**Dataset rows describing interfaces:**
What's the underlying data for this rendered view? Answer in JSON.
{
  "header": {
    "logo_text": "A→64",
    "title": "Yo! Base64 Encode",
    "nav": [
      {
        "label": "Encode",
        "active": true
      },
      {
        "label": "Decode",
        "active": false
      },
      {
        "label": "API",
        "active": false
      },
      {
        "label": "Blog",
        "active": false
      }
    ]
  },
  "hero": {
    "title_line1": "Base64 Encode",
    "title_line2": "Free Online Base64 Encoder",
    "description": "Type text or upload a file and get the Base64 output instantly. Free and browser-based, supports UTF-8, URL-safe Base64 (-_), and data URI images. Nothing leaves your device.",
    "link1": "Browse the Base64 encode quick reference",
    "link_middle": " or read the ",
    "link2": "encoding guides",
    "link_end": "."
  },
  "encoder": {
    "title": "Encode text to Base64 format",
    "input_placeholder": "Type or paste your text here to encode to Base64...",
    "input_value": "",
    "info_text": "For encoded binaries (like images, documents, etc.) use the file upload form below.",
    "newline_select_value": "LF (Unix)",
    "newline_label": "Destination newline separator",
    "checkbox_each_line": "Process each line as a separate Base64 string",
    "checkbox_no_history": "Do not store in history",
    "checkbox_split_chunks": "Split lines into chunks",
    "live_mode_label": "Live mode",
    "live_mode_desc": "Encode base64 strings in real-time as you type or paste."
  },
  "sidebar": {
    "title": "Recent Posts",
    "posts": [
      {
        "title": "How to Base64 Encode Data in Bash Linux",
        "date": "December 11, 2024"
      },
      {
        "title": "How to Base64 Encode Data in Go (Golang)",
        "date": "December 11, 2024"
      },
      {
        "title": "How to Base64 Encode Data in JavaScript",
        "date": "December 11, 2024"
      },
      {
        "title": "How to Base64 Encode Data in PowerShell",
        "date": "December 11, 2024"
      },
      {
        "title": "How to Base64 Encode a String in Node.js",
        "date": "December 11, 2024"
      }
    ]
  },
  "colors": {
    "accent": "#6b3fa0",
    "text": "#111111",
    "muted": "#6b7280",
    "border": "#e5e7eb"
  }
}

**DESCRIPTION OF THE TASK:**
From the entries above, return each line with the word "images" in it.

**ANSWER TO THE PROBLEM:**
    "description": "Type text or upload a file and get the Base64 output instantly. Free and browser-based, supports UTF-8, URL-safe Base64 (-_), and data URI images. Nothing leaves your device.",
    "info_text": "For encoded binaries (like images, documents, etc.) use the file upload form below.",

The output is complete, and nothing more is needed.